At first sight, the launch looked flawless. However, as slow motion replays became available shortly after Endeavour entered orbit, it quickly became apparent that the shuttle had suffered as many as a dozen debris impacts. Some of these occurred during the crucial two minute window following launch, when the air is thick enough to slow pieces of debris down to the extent that they can damage the orbiter (delta velocity, for all you Physics nuts).
To my untrained eye, it seemed that the volume of debris (possibly a combination of foam and ice) exceeded what we have seen on previous launches, perhaps even as far back as the ‘return to flight’ mission following the Columbia disaster – itself the result of a fatal debris strike.
On the plus side, it does not appear that any of the debris struck the areas of the shuttle that are exposed to the highest temperatures during re-entry (2300 °F and up) – namely the wing leading edges and nose cap. This photo suggests that the damage was done to several of the heat shield tiles on Endeavour’s underside.
NASA plans to assess the extent of the damage using the routine procedures that were introduced into the standard shuttle flight plan after Columbia. These include the tile-by-tile inspection using the shuttle’s Orbital Boom Sensoring System (OBSS) that is scheduled for tomorrow, and the Rendezvous Pitch Maneuver (RPM) – the belly-flip that Endeavour will perform just before docking with the International Space Station on Friday, giving astronauts aboard the ISS an opportunity to capture HD imagery of the heat shield.

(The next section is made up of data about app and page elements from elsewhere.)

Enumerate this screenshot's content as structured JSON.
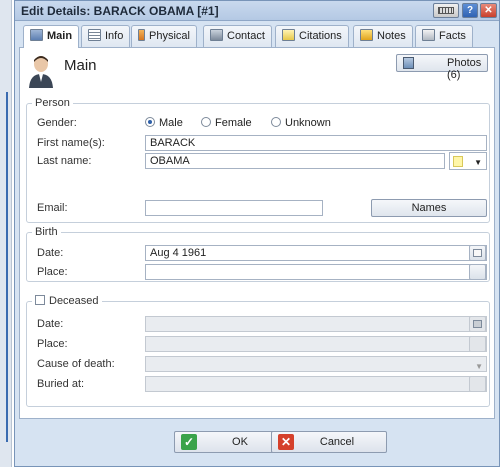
{
  "window": {
    "title": "Edit Details: BARACK OBAMA [#1]"
  },
  "tabs": [
    {
      "label": "Main",
      "icon": "id-card-icon"
    },
    {
      "label": "Info",
      "icon": "list-icon"
    },
    {
      "label": "Physical",
      "icon": "figure-icon"
    },
    {
      "label": "Contact",
      "icon": "house-icon"
    },
    {
      "label": "Citations",
      "icon": "citation-icon"
    },
    {
      "label": "Notes",
      "icon": "notes-icon"
    },
    {
      "label": "Facts",
      "icon": "facts-icon"
    }
  ],
  "header": {
    "title": "Main",
    "photos_button": "Photos (6)"
  },
  "person": {
    "group_title": "Person",
    "gender_label": "Gender:",
    "gender_options": [
      "Male",
      "Female",
      "Unknown"
    ],
    "gender_selected": "Male",
    "first_name_label": "First name(s):",
    "first_name_value": "BARACK",
    "last_name_label": "Last name:",
    "last_name_value": "OBAMA",
    "email_label": "Email:",
    "email_value": "",
    "names_button": "Names",
    "color_swatch": "#fff6a8"
  },
  "birth": {
    "group_title": "Birth",
    "date_label": "Date:",
    "date_value": "Aug 4 1961",
    "place_label": "Place:",
    "place_value": ""
  },
  "deceased": {
    "group_title": "Deceased",
    "checked": false,
    "date_label": "Date:",
    "place_label": "Place:",
    "cause_label": "Cause of death:",
    "buried_label": "Buried at:"
  },
  "footer": {
    "ok_label": "OK",
    "cancel_label": "Cancel"
  },
  "colors": {
    "titlebar": "#b4c9e4",
    "ok_green": "#3aa34a",
    "cancel_red": "#d5402b"
  }
}
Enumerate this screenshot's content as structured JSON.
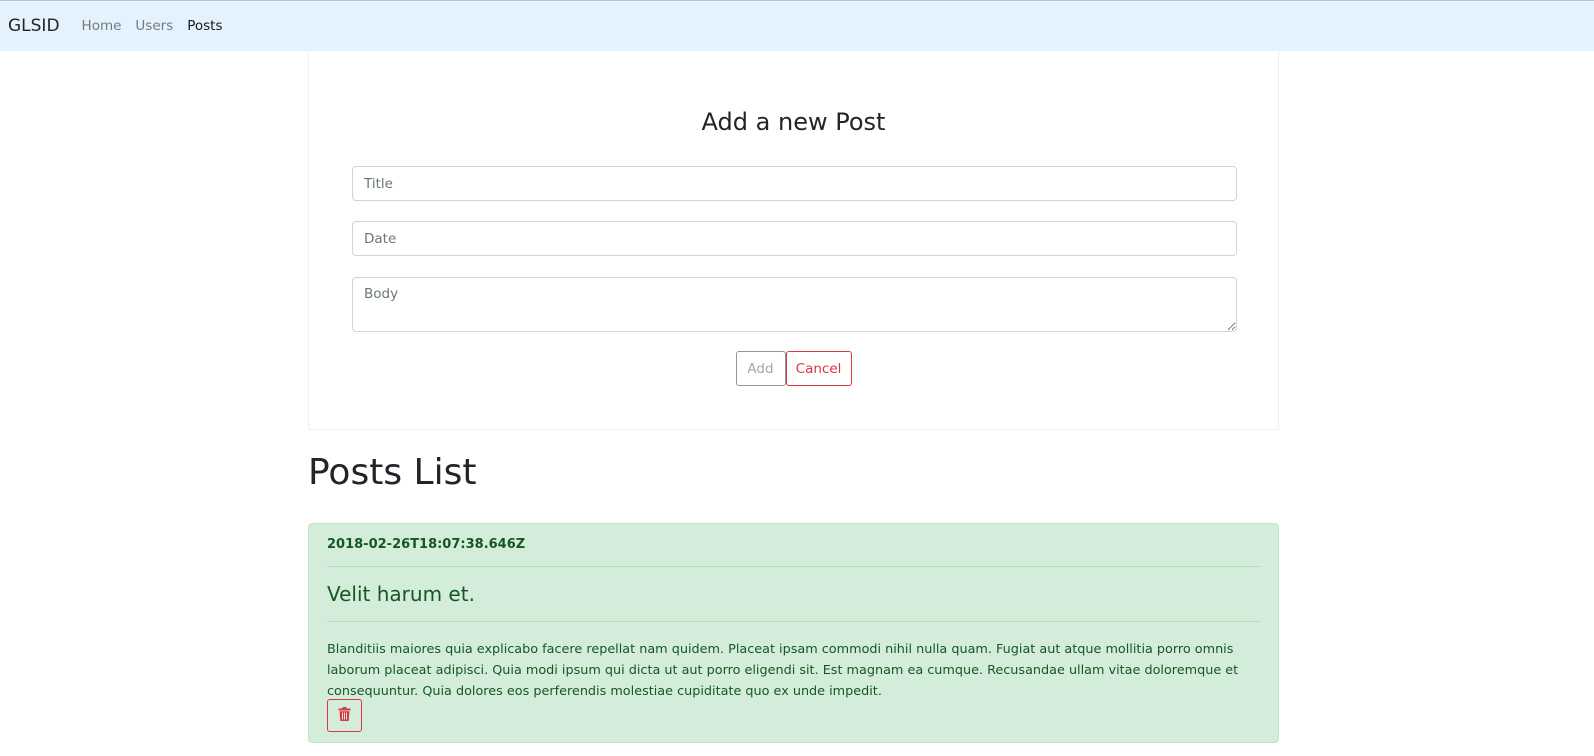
{
  "navbar": {
    "brand": "GLSID",
    "links": [
      {
        "label": "Home",
        "active": false
      },
      {
        "label": "Users",
        "active": false
      },
      {
        "label": "Posts",
        "active": true
      }
    ]
  },
  "form": {
    "title": "Add a new Post",
    "title_placeholder": "Title",
    "date_placeholder": "Date",
    "body_placeholder": "Body",
    "add_label": "Add",
    "cancel_label": "Cancel"
  },
  "list": {
    "heading": "Posts List",
    "posts": [
      {
        "date": "2018-02-26T18:07:38.646Z",
        "title": "Velit harum et.",
        "body": "Blanditiis maiores quia explicabo facere repellat nam quidem. Placeat ipsam commodi nihil nulla quam. Fugiat aut atque mollitia porro omnis laborum placeat adipisci. Quia modi ipsum qui dicta ut aut porro eligendi sit. Est magnam ea cumque. Recusandae ullam vitae doloremque et consequuntur. Quia dolores eos perferendis molestiae cupiditate quo ex unde impedit.",
        "delete_icon": "trash-icon"
      }
    ]
  },
  "colors": {
    "navbar_bg": "#e3f2fd",
    "success_bg": "#d4edda",
    "success_text": "#155724",
    "danger": "#dc3545"
  }
}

In addition, NASA engineers can look forward to several days pouring over numerous frame-by-frame replays of the launch.
Check out Spaceflight Now for complete coverage, and stay tuned……

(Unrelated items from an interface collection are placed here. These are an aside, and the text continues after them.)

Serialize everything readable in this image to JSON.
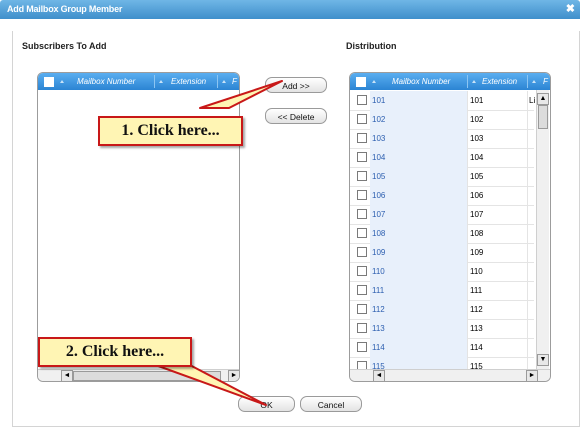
{
  "dialog": {
    "title": "Add Mailbox Group Member",
    "close_glyph": "✖"
  },
  "subscribers": {
    "label": "Subscribers To Add",
    "columns": [
      "Mailbox Number",
      "Extension",
      "F"
    ],
    "scroll_left": "◄",
    "scroll_right": "►"
  },
  "distribution": {
    "label": "Distribution",
    "columns": [
      "Mailbox Number",
      "Extension",
      "F"
    ],
    "first_name_partial": "Li",
    "rows": [
      {
        "mailbox": "101",
        "extension": "101"
      },
      {
        "mailbox": "102",
        "extension": "102"
      },
      {
        "mailbox": "103",
        "extension": "103"
      },
      {
        "mailbox": "104",
        "extension": "104"
      },
      {
        "mailbox": "105",
        "extension": "105"
      },
      {
        "mailbox": "106",
        "extension": "106"
      },
      {
        "mailbox": "107",
        "extension": "107"
      },
      {
        "mailbox": "108",
        "extension": "108"
      },
      {
        "mailbox": "109",
        "extension": "109"
      },
      {
        "mailbox": "110",
        "extension": "110"
      },
      {
        "mailbox": "111",
        "extension": "111"
      },
      {
        "mailbox": "112",
        "extension": "112"
      },
      {
        "mailbox": "113",
        "extension": "113"
      },
      {
        "mailbox": "114",
        "extension": "114"
      },
      {
        "mailbox": "115",
        "extension": "115"
      }
    ],
    "scroll_up": "▲",
    "scroll_down": "▼",
    "scroll_left": "◄",
    "scroll_right": "►"
  },
  "buttons": {
    "add": "Add >>",
    "delete": "<< Delete",
    "ok": "OK",
    "cancel": "Cancel"
  },
  "annotations": {
    "step1": "1. Click here...",
    "step2": "2. Click here...",
    "color": "#c81818",
    "fill": "#fff5b4"
  }
}
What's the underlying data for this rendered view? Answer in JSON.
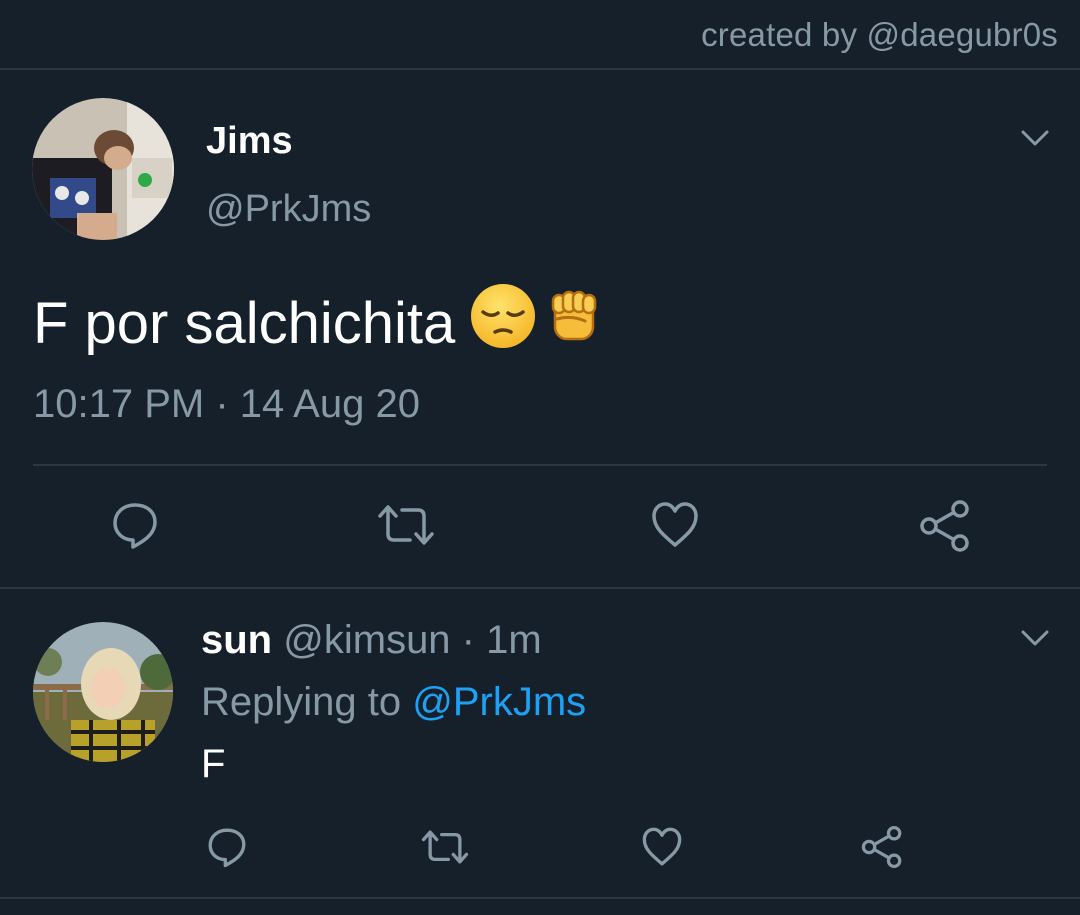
{
  "credit": "created by @daegubr0s",
  "tweet": {
    "display_name": "Jims",
    "handle": "@PrkJms",
    "text": "F por salchichita",
    "emojis": [
      "pensive-face-emoji",
      "raised-fist-emoji"
    ],
    "timestamp": "10:17 PM · 14 Aug 20",
    "actions": [
      "reply",
      "retweet",
      "like",
      "share"
    ]
  },
  "reply": {
    "display_name": "sun",
    "handle_time": "@kimsun · 1m",
    "replying_label": "Replying to",
    "replying_mention": "@PrkJms",
    "text": "F",
    "actions": [
      "reply",
      "retweet",
      "like",
      "share"
    ]
  },
  "colors": {
    "background": "#15202b",
    "secondary_text": "#8899a6",
    "link": "#1da1f2",
    "divider": "#2a3743"
  }
}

P.S. I guess I should have added that it may be possible to see Endeavour chasing the ISS across the late evening sky later this week (depending on where you are in the world).
However, for the continental US, the best opportunities to see the shuttle-station show in all its glory will come after Endeavour undocks from the ISS towards the end of this month.
For full details, see Heavens Above.